The most insidious aspect of the Amarin decision, therefore, is that it undermines the structures that encourage companies to produce high-quality clinical evidence to support new uses of drugs. If the decision stands, companies with a drug approved for one use will have to produce only enough evidence to convince a judge, not the FDA, to market it for additional indications. To be effective, a company’s marketing must also influence the prescribing patterns of physicians.

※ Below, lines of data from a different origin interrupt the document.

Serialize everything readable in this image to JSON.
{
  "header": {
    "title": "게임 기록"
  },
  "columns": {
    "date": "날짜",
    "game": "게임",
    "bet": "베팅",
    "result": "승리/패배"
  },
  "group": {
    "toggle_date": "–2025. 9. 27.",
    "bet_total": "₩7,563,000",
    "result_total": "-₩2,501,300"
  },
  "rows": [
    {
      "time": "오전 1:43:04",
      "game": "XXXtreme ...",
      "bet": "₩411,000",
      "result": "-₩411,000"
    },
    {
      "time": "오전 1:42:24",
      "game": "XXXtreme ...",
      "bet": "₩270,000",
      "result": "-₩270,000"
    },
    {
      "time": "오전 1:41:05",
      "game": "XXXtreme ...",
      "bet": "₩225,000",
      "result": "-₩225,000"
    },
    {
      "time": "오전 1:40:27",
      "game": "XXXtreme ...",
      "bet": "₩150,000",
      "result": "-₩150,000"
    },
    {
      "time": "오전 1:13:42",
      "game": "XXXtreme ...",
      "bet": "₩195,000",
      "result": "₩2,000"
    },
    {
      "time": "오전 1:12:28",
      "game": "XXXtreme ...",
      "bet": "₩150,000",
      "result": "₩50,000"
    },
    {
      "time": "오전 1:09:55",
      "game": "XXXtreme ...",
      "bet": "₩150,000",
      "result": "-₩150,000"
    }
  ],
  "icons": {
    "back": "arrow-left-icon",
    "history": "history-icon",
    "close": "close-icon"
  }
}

Although physicians are a more sophisticated audience, they are not in a position to substitute for regulators. Relatively few have training in research methods. Those who do have such training lack access to comprehensive clinical trial data and rely heavily on the published literature, which is skewed toward positive results. In addition, there is a strong and specific association between pharmaceutical marketing and physician behavior, independent of the evidence supporting the products.
The Amarin decision—if it is neither modified nor reversed—may well put patients, and the evidence base for medical practice, at risk. Drugs that are prescribed for unproven indications can cause serious harm. For example, tiagabine (Gabitril), a medication to reduce the frequency of seizures in patients with epilepsy, can cause seizures when used off-label for other indications. Risk-benefit ratios also shift when new uses are contemplated: a drug whose adverse effects may be acceptable when used to treat patients with serious illness may cause more harm than benefit if used to treat healthier patients. Even a drug that is safe, but ineffective, can be harmful, for example if it is used instead of an effective intervention. Because health care budgets are limited, spending on ineffective treatments also squanders money that might be better spent elsewhere.

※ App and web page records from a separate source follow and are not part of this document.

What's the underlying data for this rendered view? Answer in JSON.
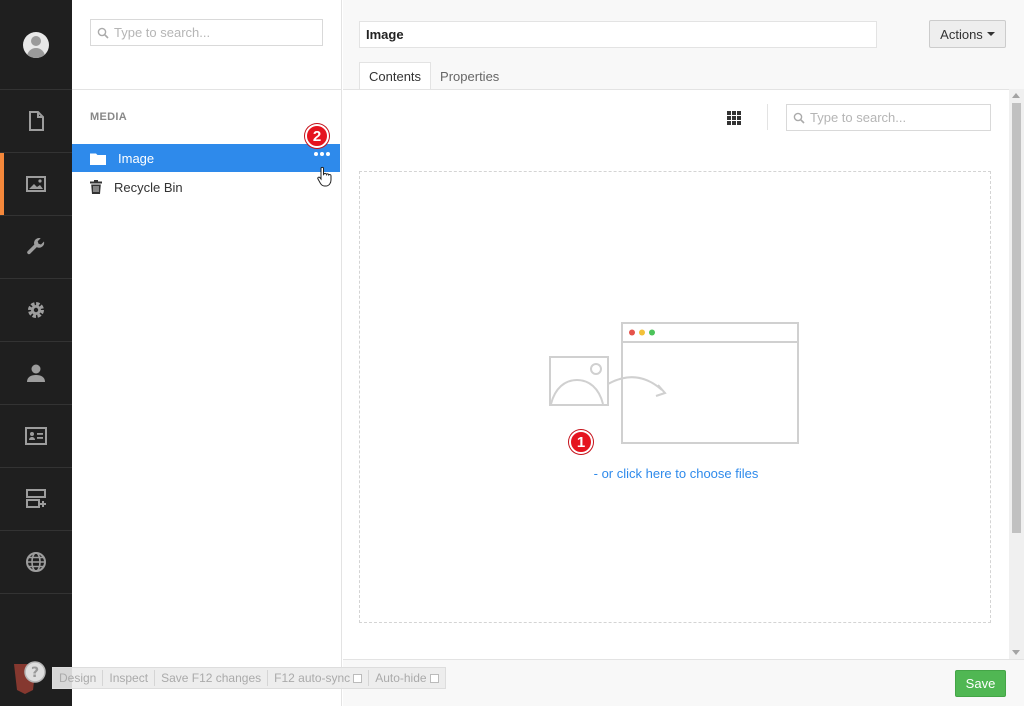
{
  "rail": {
    "items": [
      {
        "name": "content",
        "icon": "document-icon"
      },
      {
        "name": "media",
        "icon": "image-icon",
        "active": true
      },
      {
        "name": "settings",
        "icon": "wrench-icon"
      },
      {
        "name": "developer",
        "icon": "gear-icon"
      },
      {
        "name": "users",
        "icon": "user-icon"
      },
      {
        "name": "members",
        "icon": "id-card-icon"
      },
      {
        "name": "forms",
        "icon": "server-add-icon"
      },
      {
        "name": "translation",
        "icon": "globe-icon"
      }
    ],
    "accent": "#f5883b"
  },
  "tree": {
    "search_placeholder": "Type to search...",
    "section_title": "MEDIA",
    "nodes": [
      {
        "label": "Image",
        "icon": "folder-icon",
        "selected": true
      },
      {
        "label": "Recycle Bin",
        "icon": "trash-icon"
      }
    ],
    "badge": "2",
    "selected_color": "#2e8aeb"
  },
  "editor": {
    "name_value": "Image",
    "actions_label": "Actions",
    "tabs": [
      {
        "label": "Contents",
        "active": true
      },
      {
        "label": "Properties"
      }
    ],
    "search_placeholder": "Type to search...",
    "choose_files_link": "- or click here to choose files",
    "badge": "1",
    "save_label": "Save",
    "save_color": "#50b753"
  },
  "devbar": {
    "items": [
      "Design",
      "Inspect",
      "Save F12 changes",
      "F12 auto-sync",
      "Auto-hide"
    ]
  }
}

Does our constitutional commitment to free speech really require this result? Not if the traditional legal standard for commercial speech protection prevails. Commercial speech serves an “informational function” and can be regulated to ensure that the public has access to accurate information. The FDA serves exactly this end. The agency aims not to censor company speech, but to foster the development of accurate and reliable information, and channel that information into settings where it can be rigorously evaluated.
For example, companies are not prohibited from marketing outright. They may make marketing claims if they provide adequate supportive evidence to the FDA. Nor are companies prohibited from conducting research, and publishing such research —whether meeting FDA standards or not —in the medical literature. Indeed, this is encouraged, and companies can distribute reprints of studies directly to physicians, if the publications have certain indicia of reliability, such as having undergone peer review.
The FDA did not appeal the ruling in the Caronia case. The ongoing settlement negotiations in Amarin suggest that the agency may not yet wish to take its chances in the higher courts in this case. At some point, however, the FDA will have to either take the underlying issue about off-label marketing up the chain, to the Supreme Court itself, or lose a key aspect of its regulatory authority by a thousand cuts.
If and when the FDA finally takes a stand, it will need the help of experts who can help judges understand our drug regulatory system and render vivid the acute dangers of deregulation where medicines are concerned.